Historically, the province dates from states of the Holy Roman Empire and takes its name from the nearby German city of Geldern. According to the Wichard saga, the city was named by the Lords of Pont who fought and killed a dragon in 878 AD. They named the town they founded after the death rattle of the dragon: "Gelre!"
The County of Guelders arose out of the Frankish pagus Hamaland in the 11th century around castles near Roermond and Geldern. The counts of Gelre acquired the Betuwe and Veluwe regions and, through marriage, the County of Zutphen. Thus the counts of Guelders laid the foundation for a territorial power that, through control of the Rhine, Waal, Meuse and IJssel rivers, was to play an important role in the later Middle Ages. The geographical position of their territory dictated the external policy of the counts during the following centuries; they were committed to the interests of the Holy Roman Empire and to expansion south and west.
Further enlarged by the acquisition of the imperial city of Nijmegen in the 13th century, the countship was raised to a duchy in 1339 by the Holy Roman Emperor, Louis IV. After 1379, the duchy was ruled from Jülich and by the counts of Egmond and Cleves. The duchy resisted Burgundian domination, but William, Duke of Jülich-Cleves-Berg was forced to cede it to Charles V in 1543, after which it formed part of the Burgundian-Habsburg hereditary lands.
The duchy revolted with the rest of the Netherlands against Philip II of Spain and joined the Union of Utrecht (1579). After the deposition of Philip II, its sovereignty was vested in the States of Gelderland, and the princes of Orange were stadtholders. In 1672, the province was temporarily occupied by Louis XIV and, in 1713, the southeastern part including the ducal capital of Geldern fell to Prussia.
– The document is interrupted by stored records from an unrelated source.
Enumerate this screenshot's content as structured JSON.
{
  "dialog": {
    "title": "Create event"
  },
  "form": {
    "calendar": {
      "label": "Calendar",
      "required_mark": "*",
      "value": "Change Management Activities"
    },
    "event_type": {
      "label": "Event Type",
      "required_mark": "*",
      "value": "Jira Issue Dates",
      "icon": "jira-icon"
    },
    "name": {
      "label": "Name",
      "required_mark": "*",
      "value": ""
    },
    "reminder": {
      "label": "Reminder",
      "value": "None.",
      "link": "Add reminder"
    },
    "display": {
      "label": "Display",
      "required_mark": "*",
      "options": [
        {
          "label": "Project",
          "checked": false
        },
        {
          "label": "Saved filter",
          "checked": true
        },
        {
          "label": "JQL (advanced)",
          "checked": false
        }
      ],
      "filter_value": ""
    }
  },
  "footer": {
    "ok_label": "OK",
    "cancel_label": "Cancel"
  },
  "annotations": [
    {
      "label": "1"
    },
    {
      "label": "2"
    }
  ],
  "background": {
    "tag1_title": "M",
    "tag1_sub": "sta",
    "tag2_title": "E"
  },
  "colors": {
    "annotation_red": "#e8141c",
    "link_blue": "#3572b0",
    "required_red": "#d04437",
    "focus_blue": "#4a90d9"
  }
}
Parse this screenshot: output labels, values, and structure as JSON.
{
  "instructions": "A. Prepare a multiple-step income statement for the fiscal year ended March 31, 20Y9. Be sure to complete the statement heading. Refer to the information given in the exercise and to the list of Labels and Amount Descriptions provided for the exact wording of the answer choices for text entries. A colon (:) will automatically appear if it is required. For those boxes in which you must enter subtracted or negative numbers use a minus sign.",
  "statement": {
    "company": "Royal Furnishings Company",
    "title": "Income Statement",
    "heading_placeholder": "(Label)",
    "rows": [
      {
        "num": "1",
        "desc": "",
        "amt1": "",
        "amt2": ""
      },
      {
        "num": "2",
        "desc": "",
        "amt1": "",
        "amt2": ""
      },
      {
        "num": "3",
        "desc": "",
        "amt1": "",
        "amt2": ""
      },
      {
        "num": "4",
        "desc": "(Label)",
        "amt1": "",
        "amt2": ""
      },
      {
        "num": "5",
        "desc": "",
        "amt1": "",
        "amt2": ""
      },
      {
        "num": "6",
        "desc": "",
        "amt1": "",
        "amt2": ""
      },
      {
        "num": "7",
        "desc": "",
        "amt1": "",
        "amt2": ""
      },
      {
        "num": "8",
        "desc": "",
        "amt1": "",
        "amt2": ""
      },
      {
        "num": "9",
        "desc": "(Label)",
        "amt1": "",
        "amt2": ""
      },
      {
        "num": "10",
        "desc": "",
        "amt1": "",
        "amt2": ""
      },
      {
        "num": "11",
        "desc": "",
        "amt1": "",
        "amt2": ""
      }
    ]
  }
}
Part of the Batavian Republic (1795–1806), of Louis Bonaparte’s Kingdom of Holland (1806–10), and of the French Empire (1810–13), Gelderland became a province of the Kingdom of the Netherlands in 1815.
During the Second World War, it saw heavy fighting between Allied Paratroopers, British XXX Corps and the German II SS Panzer Corps, at the Battle of Arnhem.